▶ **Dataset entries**
----------------
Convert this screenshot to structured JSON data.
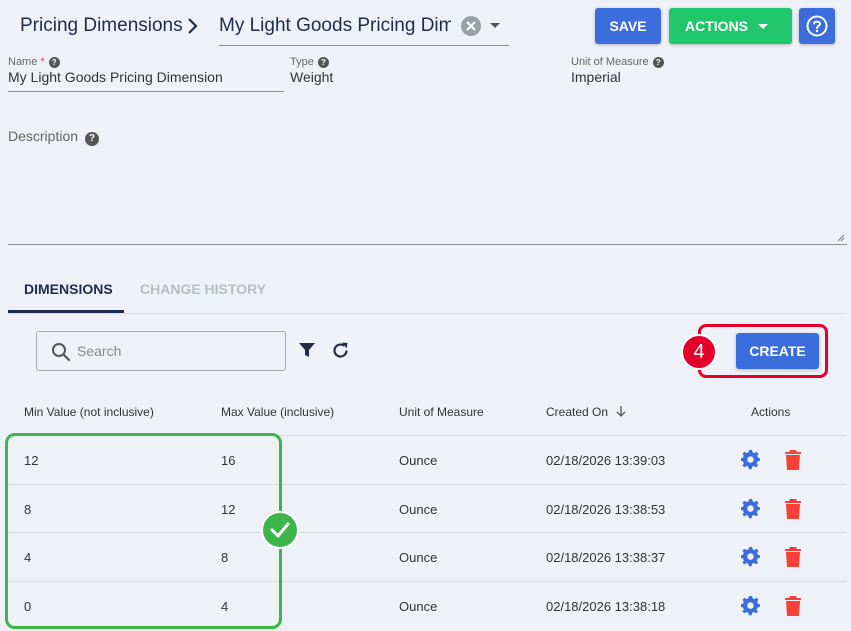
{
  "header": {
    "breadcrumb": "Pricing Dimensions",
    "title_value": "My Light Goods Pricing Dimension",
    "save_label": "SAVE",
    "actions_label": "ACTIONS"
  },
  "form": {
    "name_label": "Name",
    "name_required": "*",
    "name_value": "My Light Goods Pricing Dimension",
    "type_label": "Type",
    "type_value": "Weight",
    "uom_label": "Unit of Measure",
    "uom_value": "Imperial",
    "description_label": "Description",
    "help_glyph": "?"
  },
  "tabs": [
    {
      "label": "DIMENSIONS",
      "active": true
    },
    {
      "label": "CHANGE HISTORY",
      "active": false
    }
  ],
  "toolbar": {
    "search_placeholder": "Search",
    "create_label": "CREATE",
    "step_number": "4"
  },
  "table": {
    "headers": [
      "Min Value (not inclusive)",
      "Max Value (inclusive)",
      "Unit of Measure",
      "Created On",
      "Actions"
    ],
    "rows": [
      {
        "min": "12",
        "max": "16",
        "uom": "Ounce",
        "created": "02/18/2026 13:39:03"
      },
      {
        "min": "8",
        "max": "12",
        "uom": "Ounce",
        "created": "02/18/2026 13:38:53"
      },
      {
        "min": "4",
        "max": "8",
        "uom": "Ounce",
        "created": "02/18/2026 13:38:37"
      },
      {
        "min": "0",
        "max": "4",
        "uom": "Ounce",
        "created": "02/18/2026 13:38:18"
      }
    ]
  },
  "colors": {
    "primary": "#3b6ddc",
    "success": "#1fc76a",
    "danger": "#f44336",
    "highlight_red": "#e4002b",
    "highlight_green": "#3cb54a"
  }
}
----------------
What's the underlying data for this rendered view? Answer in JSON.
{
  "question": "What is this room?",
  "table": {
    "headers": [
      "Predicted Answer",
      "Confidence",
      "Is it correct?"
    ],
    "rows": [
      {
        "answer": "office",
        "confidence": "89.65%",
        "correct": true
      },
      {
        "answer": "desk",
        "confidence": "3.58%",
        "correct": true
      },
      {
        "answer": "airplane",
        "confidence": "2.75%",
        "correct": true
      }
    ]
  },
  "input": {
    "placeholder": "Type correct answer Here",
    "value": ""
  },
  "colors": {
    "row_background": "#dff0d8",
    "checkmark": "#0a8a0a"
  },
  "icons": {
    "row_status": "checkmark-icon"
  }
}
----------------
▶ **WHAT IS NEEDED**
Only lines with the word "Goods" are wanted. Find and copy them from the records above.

▶ **WRITTEN REPLY**
    "title_value": "My Light Goods Pricing Dimension",
    "name_value": "My Light Goods Pricing Dimension",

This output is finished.